We're now deep within the active period for ticks on the Cape, Coast and Islands, and many of them harbor illnesses that can make humans sick--including Lyme, Babesiosis, Anaplasmosis and other diseases with sobering names.
WCAI Morning Edition Host Kathryn Eident talked with Cape Cod Cooperative Extension Entomologist Larry Dapsis about this year's tick population, and how to protect ourselves.
Eident: Any time the temperature is above what 40 degrees, we need to be worried about ticks. Of course, now we've got temperatures consistently in the 50s and higher. So talk about what we're looking at for ticks this season.
Dapsis: We have to be mindful when temperatures are above freezing. Any time you have temperatures above freezing, or a break in snow cover, you'll have tick activity. If you look at the case data on Lyme disease in the U.S., we see cases of Lyme disease in January, February and March. So, the risk of getting a tick bite and something like Lyme disease is year-round.
Eident: So really, the lesson here is-- much like with applying sunscreen even if it's cold out--you should be protecting yourself.
Dapsis: Absolutely. I mean, the primary tactic in the tool box that we recommend is permethrin-treated clothing and footwear. I wear it around and if you do that, you reduce your chances of getting bitten by a tic by least 90 percent.
Eident: Is there any way to gauge how bad a tick population might be in a given year? Are there environmental factors that would encourage more ticks?
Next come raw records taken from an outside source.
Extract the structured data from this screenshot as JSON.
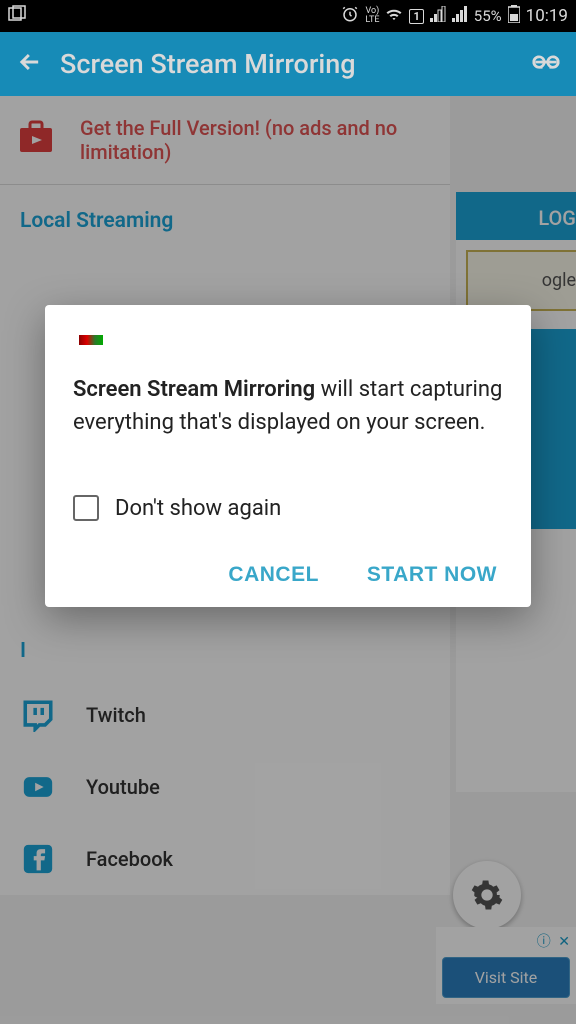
{
  "status": {
    "battery": "55%",
    "time": "10:19",
    "lte": "LTE",
    "volte": "Vo)"
  },
  "header": {
    "title": "Screen Stream Mirroring"
  },
  "promo": {
    "text": "Get the Full Version! (no ads and no limitation)"
  },
  "sections": {
    "local_streaming": "Local Streaming",
    "internet_prefix": "I"
  },
  "services": {
    "twitch": "Twitch",
    "youtube": "Youtube",
    "facebook": "Facebook"
  },
  "side": {
    "logs": "LOGS",
    "ogle": "ogle",
    "visit": "Visit Site"
  },
  "dialog": {
    "app_name": "Screen Stream Mirroring",
    "message_rest": " will start capturing everything that's displayed on your screen.",
    "checkbox": "Don't show again",
    "cancel": "CANCEL",
    "start": "START NOW"
  }
}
Dapsis: There's a lot of media coverage right now that predicting the apocalypse. And I just kind of roll my eyes. We did five years of surveillance and what we saw are at 14 different sites that we're monitoring is that tick populations vary year on year-- but not by a tremendous amount. The populations are regulated by the structure of the host animal communities. So, it's really about how many mice and chipmunks and squirrels and how many eggs were laid.
I've read reports that the rain caused a huge tick surge. Rain doesn't create ticks. OK? This is not spontaneous generation. [laughs] What all the precipitation does is create environmental conditions that are conducive for the ticks to be active. And they have a behavior called questing where they get up on foliage and they point their legs up the air. And when you have conditions where the humidity drops-- when you get dry conditions--it forces to ticks back down deeper into the leaf litter.
So, with all this wet weather, it just provides conditions where they can be out there for a longer period of time, and it just increases the probability we might bump into one of these little landmines.
Eident: Remind us where you might be in the most prone to find a tick.
Dapsis: Yards are a good thing to consider because surveillance research showed that two-thirds of the people who submitted a tick for identification got those ticks in their own backyard. So, ticks and gardening go hand in hand. You're not going to find ticks in the middle of a lawn-- you know short grass, direct sunlight. It's just not a good environment for deer ticks. Lonestar ticks--we're finding them in places we don't you know see deer ticks, but you look at the edges of your lawn... it's cooler, more humid...that's where you're going to find the ticks.
So as part of a yard management strategy, I am a proponent of perimeter yard sprays. So, spray right about now to Memorial Day, and then a month later and that'll cover that window of when the nymphs are active. They're just starting to come out now, and the problem with that stage of the tick is that they'll be with us until early August. They're only the size of a poppy seed. And so you know it can elude you in a tick check.
Eident: Larry Dapsis, entomologist for the county of Barnstable at the Cape Cod extension, thank you as always for your insight.
Dapsis: Stay tick safe.
*This transcript was edited lightly for grammar and clarity.